[AIM OF THE EXERCISE]
Please say how many lines below include the word "name", with nothing beyond the number.

[DATA IN THIS EXERCISE]
______
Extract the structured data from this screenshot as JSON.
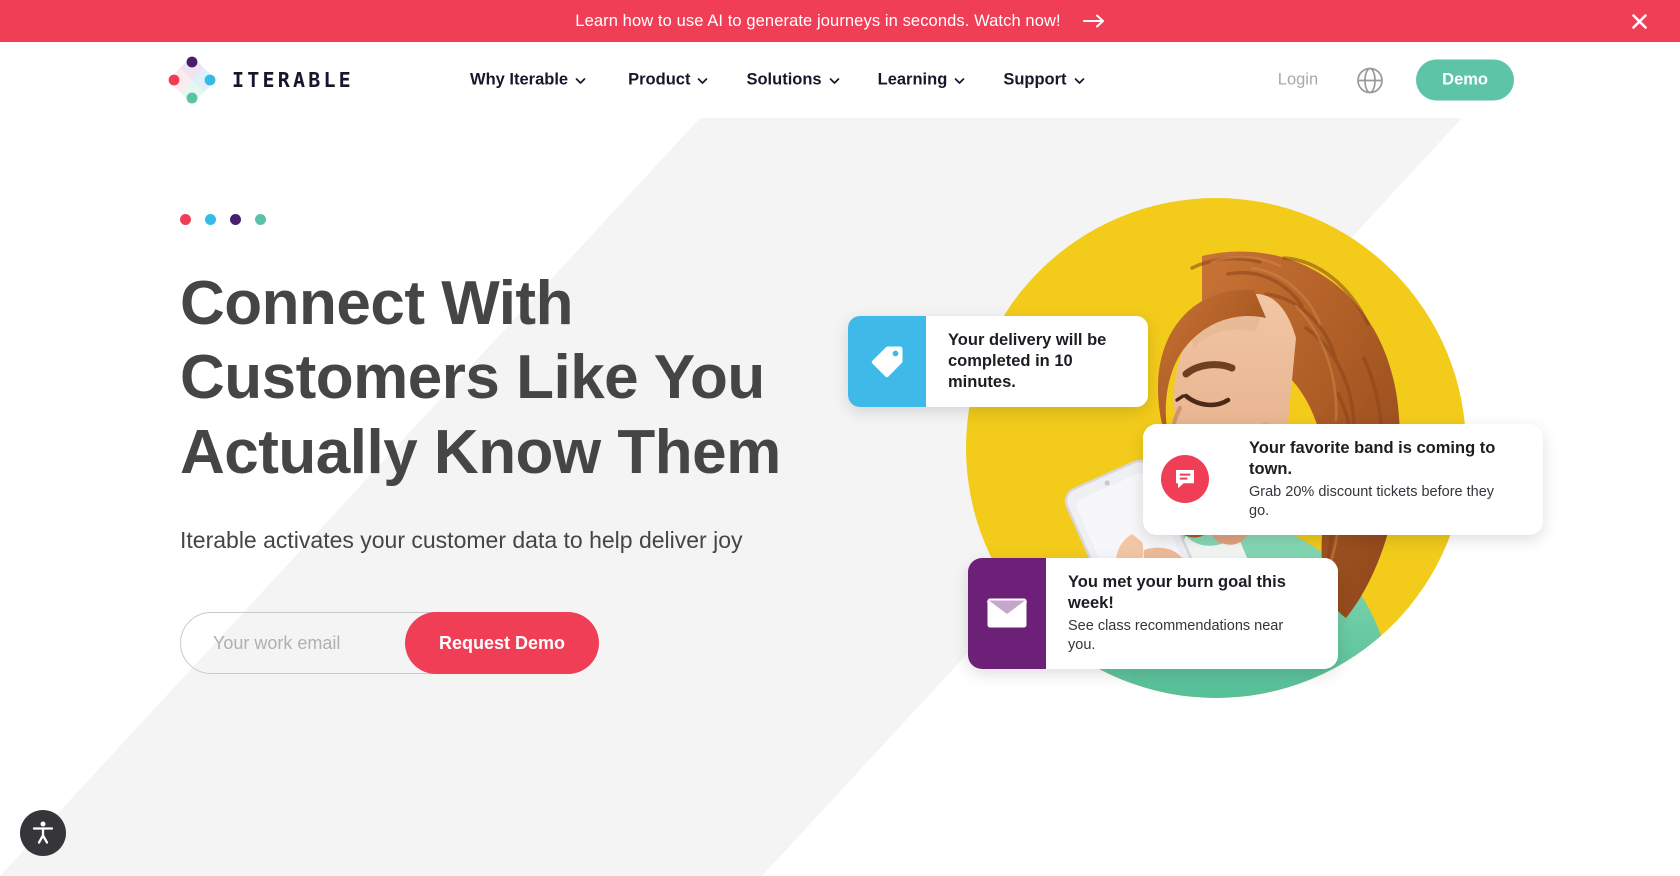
{
  "banner": {
    "text": "Learn how to use AI to generate journeys in seconds. Watch now!",
    "arrow_icon": "arrow-right-icon",
    "close_icon": "close-icon",
    "background_color": "#ef3e56"
  },
  "header": {
    "logo": {
      "wordmark": "ITERABLE",
      "mark_icon": "iterable-diamond-logo-icon",
      "mark_colors": {
        "top": "#4b1e6d",
        "left": "#ef3e56",
        "right": "#34bbe6",
        "bottom": "#5bc2a7"
      }
    },
    "nav": [
      {
        "label": "Why Iterable",
        "chevron_icon": "chevron-down-icon"
      },
      {
        "label": "Product",
        "chevron_icon": "chevron-down-icon"
      },
      {
        "label": "Solutions",
        "chevron_icon": "chevron-down-icon"
      },
      {
        "label": "Learning",
        "chevron_icon": "chevron-down-icon"
      },
      {
        "label": "Support",
        "chevron_icon": "chevron-down-icon"
      }
    ],
    "login_label": "Login",
    "language_icon": "globe-icon",
    "demo_label": "Demo",
    "demo_color": "#5ec4a7"
  },
  "hero": {
    "dots": [
      {
        "name": "dot-red",
        "color": "#ef3e56"
      },
      {
        "name": "dot-blue",
        "color": "#34bbe6"
      },
      {
        "name": "dot-purple",
        "color": "#4b1e6d"
      },
      {
        "name": "dot-teal",
        "color": "#5bc2a7"
      }
    ],
    "headline": "Connect With Customers Like You Actually Know Them",
    "subheadline": "Iterable activates your customer data to help deliver joy",
    "form": {
      "email_placeholder": "Your work email",
      "email_value": "",
      "submit_label": "Request Demo",
      "submit_color": "#ef3e56"
    },
    "image": {
      "alt": "Smiling woman with curly auburn hair in a mint green top looking at her phone",
      "circle_color": "#f2cb1b",
      "top_color": "#7fd2b2",
      "hair_color": "#b5622a"
    },
    "notifications": [
      {
        "id": "delivery",
        "icon": "tag-icon",
        "icon_bg": "#3fb9e8",
        "title": "Your delivery will be\ncompleted in 10 minutes.",
        "subtitle": ""
      },
      {
        "id": "band",
        "icon": "chat-bubble-icon",
        "icon_bg": "#ef3e56",
        "title": "Your favorite band is coming to town.",
        "subtitle": "Grab 20% discount tickets before they go."
      },
      {
        "id": "burn",
        "icon": "envelope-icon",
        "icon_bg": "#6d2077",
        "title": "You met your burn goal this week!",
        "subtitle": "See class recommendations near you."
      }
    ]
  },
  "accessibility": {
    "icon": "accessibility-person-icon",
    "label": "Accessibility options"
  }
}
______
[ANSWER FOR THIS EXERCISE]
4